A Simple Guide to Getters and Setters in Object-Oriented Programming

I’ve had a lot of students get hung up on getters and setters when they first start implementing object-oriented programming principles–especially in C#, because its auto-properties can feel a little too much like magic.  In the simplest terms, getters and setters are methods used to access and manipulate the values of class fields and properties. In this article, we’ll take a look at getters and setters, and discuss when and how to use them.

What are getters and setters? 

Getters and setters are methods.  Depending on the language you’re using, they may not have the same syntax as other methods, but really, that’s all they are.  Getters, true to their name, ‘get’ the value of a property–that is to say, a getter returns the value of a class property.  A setter, also true to its name, ‘sets’ the value of a property.

private string _name; 

public string Name { 
	get {return _name;}
	set {_name = value;} 

In the example above (written in C#), our class has a private field, _name, and a public property, Name.  The _name field is private, meaning that it cannot be accessed outside of this class.  The Name property, whoever, is public.  The getter for the Name property returns the value of the private _name field, and the setter for the Name property sets the value of the private _name field.  The value keyword used here is a parameter–it represents the new value being passed in for assignment. 

In C#, getters and setters do not look much like methods, especially if you are using auto-property syntax.  When you use the auto-property syntax, it’s like a shortcut for having a private field and public property, with a public getter that returns the value of that property, and a public setter that assigns the value of that property.  Using auto-property syntax, we can collapse our example above down into one line of code: 

public string Name {get; set;} 

Can I see it in another language? 

To drive home the point that getters and setters are just methods, here’s what getters and setters look like in Java, using our “name” example: 

private String name; 

public String getName() { 
     return name; 

public void setName(String value) { 
     this.name = value; 

As you can see, the syntax for getters and setters in Java is the same as syntax for other methods!  The word ‘value’ is not a keyword in Java; I used it as the parameter for setName() to drive home the fact that the C# code in the previous example and Java code written above implement the exact same functionality.

Why are getters and setters useful? Why have getters and setters at all? 

These methods are used to ensure that the values of a class property can only be accessed or modified by the getter and setter methods.  This encapsulates the values and allows for an important level of abstraction–as the programmer, you decide how the values are accessed and modified, which allows the implementation of a class to be changed without affecting any code that uses it.  Getters and setters prevent other code from accidentally (or intentionally!) modifying values in a way that could cause errors, security vulnerabilities, or other harm  For example, if you created a class to represent a bank account, retrieving the account number may look something like this: 

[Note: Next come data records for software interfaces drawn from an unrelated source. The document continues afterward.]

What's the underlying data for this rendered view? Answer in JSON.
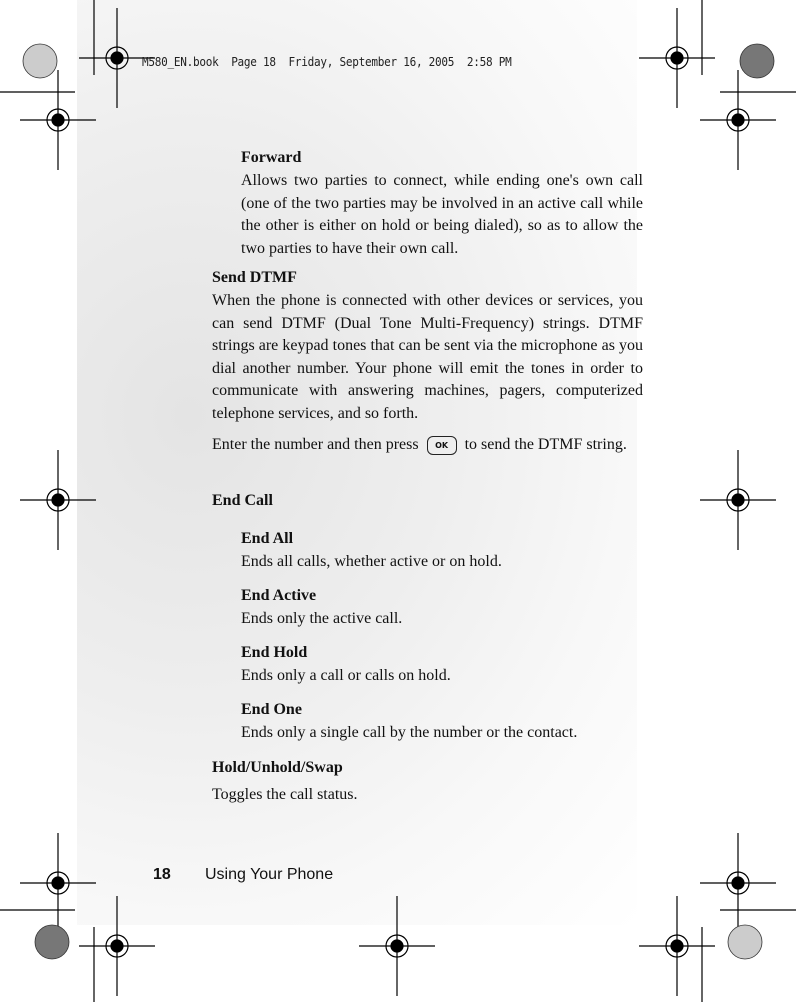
{
  "slug": "M580_EN.book  Page 18  Friday, September 16, 2005  2:58 PM",
  "forward": {
    "heading": "Forward",
    "text": "Allows two parties to connect, while ending one's own call (one of the two parties may be involved in an active call while the other is either on hold or being dialed), so as to allow the two parties to have their own call."
  },
  "send_dtmf": {
    "heading": "Send DTMF",
    "text": "When the phone is connected with other devices or services, you can send DTMF (Dual Tone Multi-Frequency) strings. DTMF strings are keypad tones that can be sent via the microphone as you dial another number. Your phone will emit the tones in order to communicate with answering machines, pagers, computerized telephone services, and so forth.",
    "enter_before": "Enter the number and then press",
    "ok_key": "OK",
    "enter_after": "to send the DTMF string."
  },
  "end_call": {
    "heading": "End Call",
    "items": [
      {
        "heading": "End All",
        "text": "Ends all calls, whether active or on hold."
      },
      {
        "heading": "End Active",
        "text": "Ends only the active call."
      },
      {
        "heading": "End Hold",
        "text": "Ends only a call or calls on hold."
      },
      {
        "heading": "End One",
        "text": "Ends only a single call by the number or the contact."
      }
    ]
  },
  "hold": {
    "heading": "Hold/Unhold/Swap",
    "text": "Toggles the call status."
  },
  "footer": {
    "page_number": "18",
    "section": "Using Your Phone"
  }
}
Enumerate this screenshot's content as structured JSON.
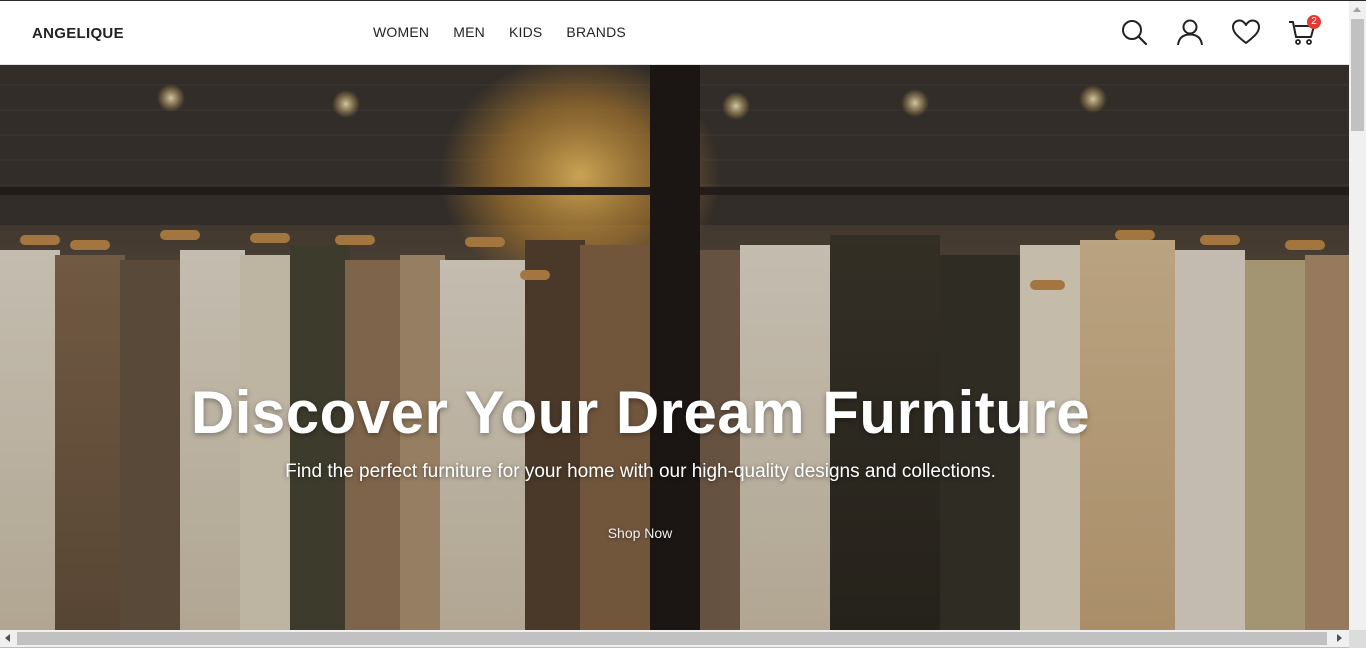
{
  "brand": {
    "name": "ANGELIQUE"
  },
  "nav": {
    "items": [
      "WOMEN",
      "MEN",
      "KIDS",
      "BRANDS"
    ]
  },
  "header_icons": {
    "search": "search-icon",
    "account": "user-icon",
    "wishlist": "heart-icon",
    "cart": "cart-icon",
    "cart_count": "2"
  },
  "hero": {
    "title": "Discover Your Dream Furniture",
    "subtitle": "Find the perfect furniture for your home with our high-quality designs and collections.",
    "cta_label": "Shop Now"
  },
  "colors": {
    "badge": "#e53935",
    "text_dark": "#222222",
    "hero_text": "#ffffff"
  }
}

private int _accountNumber; 

public string AccountNumber
	get { 
	     string accountString = _accountNumber.ToString();
             string lastDigits =  
                  accountString.Substring(accountString.Length - 5); 
             return $”xxxxxxxx{lastDigits}”;

…notice that the actual value of the bank account number is still available for use in the class through the private field, but the public getter method limits the digits returned to the last four, and the publicly-available AccountNumber property is a string, not an integer.  There is also no setter, which means that the AccountNumber property is read-only; its value cannot be assigned.  Outside code accessing the AccountNumber property would retrieve a masked, stringified version of the actual account number held in the private field.

What is a derived property? 

A derived property is a property whose values are computed (or, derived) from other information (such as the value(s) of one or more other properties). 

To follow our bank account example, when we retrieve the available balance for the account by using the getter for the AvailableBalance property, it is computed by subtracting the amount of pending transactions from the account balance: 

public int AvailableBalance 
	get { return _balance - GetPendingTransactionsAmount(); 

This makes sense, because the amount of pending transactions can change at any time.  Generally, charges to your account do not clear right away, so it may take awhile for your actual balance to change.  If you went on a shopping spree and swiped your debit card several times earlier in the afternoon, the balance of your account may not change until a day or two later, but the bank is aware of those pending transactions–so when you check the banking app on your phone to make sure you can pay for dinner that night, you need to see the balance of money that is actually available for you to use once all of your shopping charges have been accounted for.

In Conclusion…

Getters and setters are an important part of object-oriented programming.  They allow you to control access to fields and properties in classes, and provide abstraction and encapsulation that is vital to writing maintainable and reliable code.  By using getters and setters, we can make sure that the values of class fields and properties are valid and consistent, and that the internal workings or implementation of a class can be changed without affecting code that uses that class. 

Add a Comment